This is the third installment in our six-part CKS Certification series. Don’t forget to check out all the posts in the series:
- Part 1 — CKS Certification Study Guide: Cluster Setup in Kubernetes
- Part 2 — CKS Certification Study Guide: Cluster Hardening
- Part 3 — CKS Certification Study Guide: System Hardening in Kubernetes
- Part 4 — CKS Certification Study Guide: Minimize Microservice Vulnerabilities
- Part 5 — CKS Certification Study Guide: Supply Chain Security
- Part 6 — CKS Certification Study Guide: Monitoring, Logging, and Runtime Security
- CKS CNCF Announcement and Exam Study
This blog references tools to set up a Kubernetes version 1.19 cluster and review the CKS — Cluster Setup section. There is the ability to create a Kubernetes cluster from our GitHub repository using Terraform and Rancher Kubernetes Engine (RKE) in Google Cloud Platform (GCP) or Amazon Web Services (AWS). This cluster environment will help to simulate a real Kubernetes environment instead of a local cluster.
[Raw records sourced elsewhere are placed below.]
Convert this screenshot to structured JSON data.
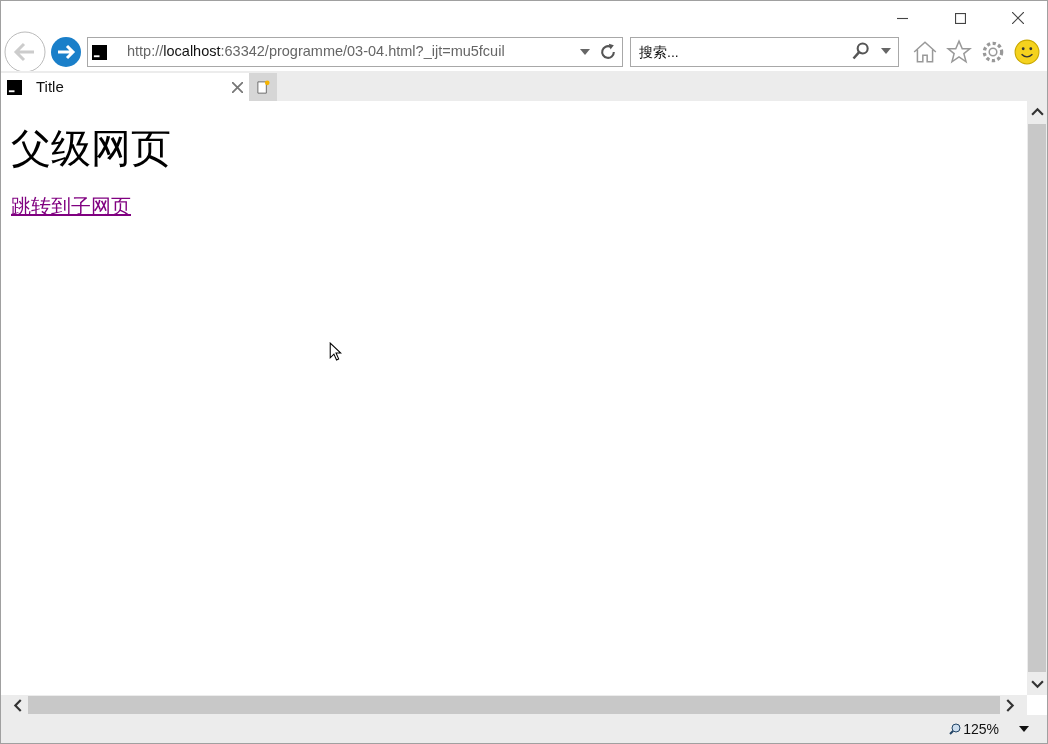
{
  "address": {
    "scheme": "http://",
    "host": "localhost",
    "rest": ":63342/programme/03-04.html?_ijt=mu5fcuil"
  },
  "search": {
    "placeholder": "搜索..."
  },
  "tabs": [
    {
      "label": "Title",
      "selected": true
    }
  ],
  "page": {
    "heading": "父级网页",
    "link": "跳转到子网页"
  },
  "status_bar": {
    "zoom": "125%"
  }
}
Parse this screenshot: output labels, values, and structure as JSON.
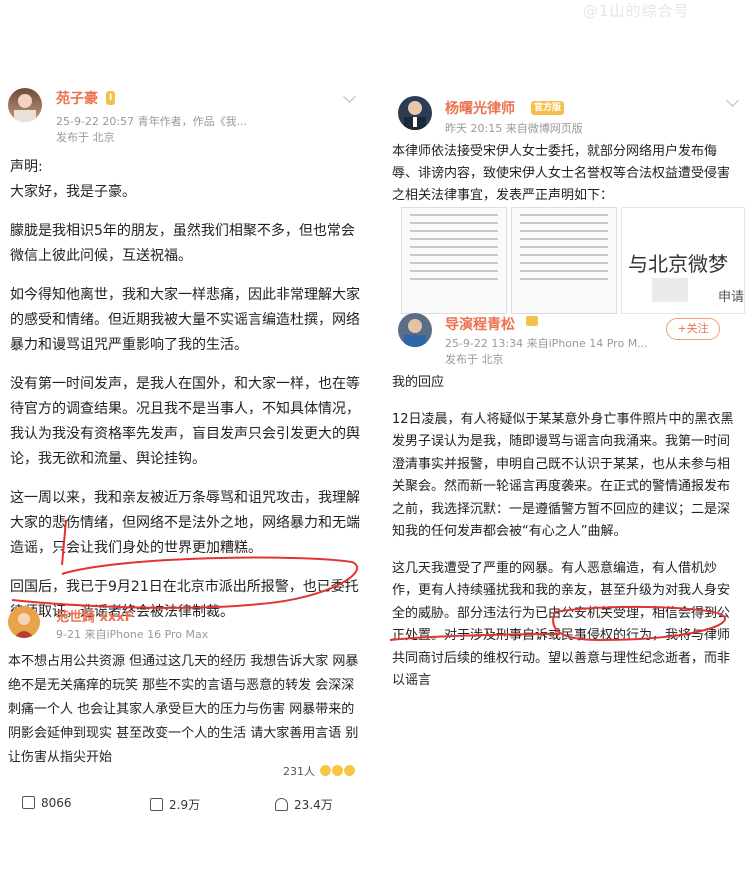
{
  "watermark": "@1山的综合号",
  "left_post": {
    "author": "苑子豪",
    "badge": "I",
    "date_line": "25-9-22 20:57 青年作者，作品《我...",
    "location": "发布于 北京",
    "paragraphs": [
      "声明:",
      "大家好，我是子豪。",
      "朦胧是我相识5年的朋友，虽然我们相聚不多，但也常会微信上彼此问候，互送祝福。",
      "如今得知他离世，我和大家一样悲痛，因此非常理解大家的感受和情绪。但近期我被大量不实谣言编造杜撰，网络暴力和谩骂诅咒严重影响了我的生活。",
      "没有第一时间发声，是我人在国外，和大家一样，也在等待官方的调查结果。况且我不是当事人，不知具体情况，我认为我没有资格率先发声，盲目发声只会引发更大的舆论，我无欲和流量、舆论挂钩。",
      "这一周以来，我和亲友被近万条辱骂和诅咒攻击，我理解大家的悲伤情绪，但网络不是法外之地，网络暴力和无端造谣，只会让我们身处的世界更加糟糕。",
      "回国后，我已于9月21日在北京市派出所报警，也已委托律师取证，造谣者终会被法律制裁。"
    ],
    "comment": {
      "author": "范世錡 xxxF",
      "time": "9-21 来自iPhone 16 Pro Max",
      "text": "本不想占用公共资源 但通过这几天的经历 我想告诉大家 网暴绝不是无关痛痒的玩笑 那些不实的言语与恶意的转发 会深深刺痛一个人 也会让其家人承受巨大的压力与伤害 网暴带来的阴影会延伸到现实 甚至改变一个人的生活 请大家善用言语 别让伤害从指尖开始",
      "likes": "231人"
    },
    "actions": {
      "reposts": "8066",
      "comments": "2.9万",
      "likes": "23.4万"
    }
  },
  "right_post": {
    "author": "杨曙光律师",
    "badge": "官方版",
    "date_line": "昨天 20:15 来自微博网页版",
    "text": "本律师依法接受宋伊人女士委托，就部分网络用户发布侮辱、诽谤内容，致使宋伊人女士名誉权等合法权益遭受侵害之相关法律事宜，发表严正声明如下：",
    "image_text": "与北京微梦",
    "image_text2": "申请",
    "repost": {
      "author": "导演程青松",
      "follow": "+关注",
      "time": "25-9-22 13:34 来自iPhone 14 Pro M...",
      "location": "发布于 北京",
      "paragraphs": [
        "我的回应",
        "12日凌晨，有人将疑似于某某意外身亡事件照片中的黑衣黑发男子误认为是我，随即谩骂与谣言向我涌来。我第一时间澄清事实并报警，申明自己既不认识于某某，也从未参与相关聚会。然而新一轮谣言再度袭来。在正式的警情通报发布之前，我选择沉默：一是遵循警方暂不回应的建议；二是深知我的任何发声都会被“有心之人”曲解。",
        "这几天我遭受了严重的网暴。有人恶意编造，有人借机炒作，更有人持续骚扰我和我的亲友，甚至升级为对我人身安全的威胁。部分违法行为已由公安机关受理，相信会得到公正处置。对于涉及刑事自诉或民事侵权的行为，我将与律师共同商讨后续的维权行动。望以善意与理性纪念逝者，而非以谣言"
      ]
    }
  }
}
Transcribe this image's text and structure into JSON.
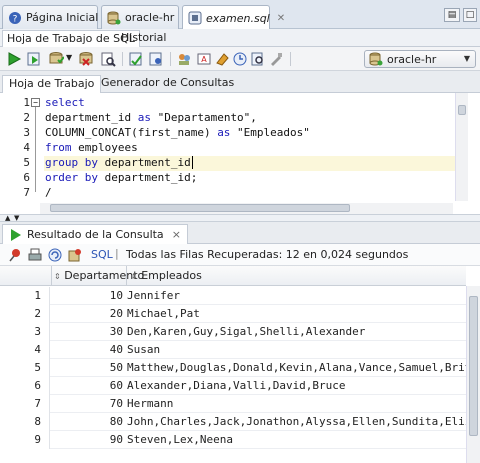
{
  "doc_tabs": [
    {
      "label": "Página Inicial",
      "icon": "help-icon"
    },
    {
      "label": "oracle-hr",
      "icon": "database-icon"
    },
    {
      "label": "examen.sql",
      "icon": "sql-file-icon"
    }
  ],
  "sub_tabs": [
    "Hoja de Trabajo de SQL",
    "Historial"
  ],
  "connection": {
    "label": "oracle-hr",
    "icon": "database-icon"
  },
  "worksheet_tabs": [
    "Hoja de Trabajo",
    "Generador de Consultas"
  ],
  "editor": {
    "line_numbers": [
      "1",
      "2",
      "3",
      "4",
      "5",
      "6",
      "7"
    ],
    "fold_sign": "−"
  },
  "results": {
    "tab_label": "Resultado de la Consulta",
    "tab_close": "×",
    "sql_label": "SQL",
    "separator": "|",
    "status": "Todas las Filas Recuperadas: 12 en 0,024 segundos",
    "columns": [
      "Departamento",
      "Empleados"
    ],
    "rows": [
      {
        "n": "1",
        "dep": "10",
        "emp": "Jennifer"
      },
      {
        "n": "2",
        "dep": "20",
        "emp": "Michael,Pat"
      },
      {
        "n": "3",
        "dep": "30",
        "emp": "Den,Karen,Guy,Sigal,Shelli,Alexander"
      },
      {
        "n": "4",
        "dep": "40",
        "emp": "Susan"
      },
      {
        "n": "5",
        "dep": "50",
        "emp": "Matthew,Douglas,Donald,Kevin,Alana,Vance,Samuel,Britne"
      },
      {
        "n": "6",
        "dep": "60",
        "emp": "Alexander,Diana,Valli,David,Bruce"
      },
      {
        "n": "7",
        "dep": "70",
        "emp": "Hermann"
      },
      {
        "n": "8",
        "dep": "80",
        "emp": "John,Charles,Jack,Jonathon,Alyssa,Ellen,Sundita,Elizab"
      },
      {
        "n": "9",
        "dep": "90",
        "emp": "Steven,Lex,Neena"
      }
    ]
  },
  "colors": {
    "keyword": "#1a1ab8",
    "current_line": "#fbf7da",
    "run_green": "#2ea12e"
  }
}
To get the cluster up and running, follow the readme.md that outlines what applications you will need and the repository’s general structure.
- Perform behavioral analytics on syscall process and file activities at the host and container level to detect malicious activities
- Detect threats within a physical infrastructure, apps, networks, data, users, and workloads
- Detect all phases of attack regardless of where it occurs and how it spreads
- Perform deep analytical investigation and identification of bad actors within the environment
- Ensure immutability of containers at runtime
- Use audit logging to monitor access
This section takes up 20% of the point total, and it is reasonable to assume 3–5 questions revolving around monitoring, logging, and runtime security. Each of the questions will also need to be completed in about 5–6 minutes on average during the exam. Below is an overview of the various concepts that the CKS will highlight in the monitoring, logging, and runtime security.
Perform behavioral analytics on syscall process and file activities at the host and container level to detect malicious activities
To perform behavioral analysis of syscall and file activities, you will need to implement a tool to detect threats. Falco is a CNCF incubating project listed in the course documentation as a resource available during the exam. I assume that you will have to use Falco to detect some malicious activity and output it to a file, similar to questions from the CKA.
This concept generalizes a lot of previous topics that we have covered in past blogs. Assuming that each of the questions takes an average of 5-6 minutes, it is doubtful the exam will have complicated problems that cannot be solved relatively quickly. One possibility might require you to fully assess a deployment in the cluster and write any vulnerabilities that are found in a file. The exam seeks to determine your knowledge of Kubernetes security threats and how to mitigate them. This concept seems overly broad to narrow down any specific topic.
Another somewhat broad concept, however, does highlight various methods of exploitation. Mounted volumes, downloading packages, or using malicious running containers on the host show a significant attack surface that you need to be aware of. There is an excellent blog series focused on the MITRE ATT&CK Framework, which is a great resource for reviewing relevant threats for various attack phases.
This is another vague concept that encompasses a variety of techniques and topics that have been covered in previous blogs. Anticipate questions that give you actionable information that you will have to correct. These questions may call for you to changed config files, remove any misconfigurations, or protecting secrets. Audit logging will help to identify bad actors and changes in Kubernetes environments as well.
The principle of container immutability means that the containers you have deployed are never changed once they are running — only their images are updated. You want to ensure that the cluster’s containers do not execute malicious code added through a download or mounted volume. Students should also be aware of the sidecar pattern and how a volume can be mounted to both containers simultaneously.
Audit logging will make up a significant amount of this section points. The audit policy feature in Kubernetes is another admission controller that allows users to specify what events should be recorded and what data is included. You will most likely need to set up an audit policy during the exam. This question may also tie into identifying bad actors as an audit policy is a helpful way to discover users who are making malicious or unqualified requests in the cluster. Lastly, the log backend might be utilized to output the audit logs to a specific file location.
The StackRox CKS study guide contains a list of more resources and the ability to create a Kubernetes 1.19 cluster. In the GitHub repository, six folders contain mock exam questions and answers. Make sure to star and watch the repository for new updates as you begin your quest to becoming a Certified Kubernetes Security Specialist.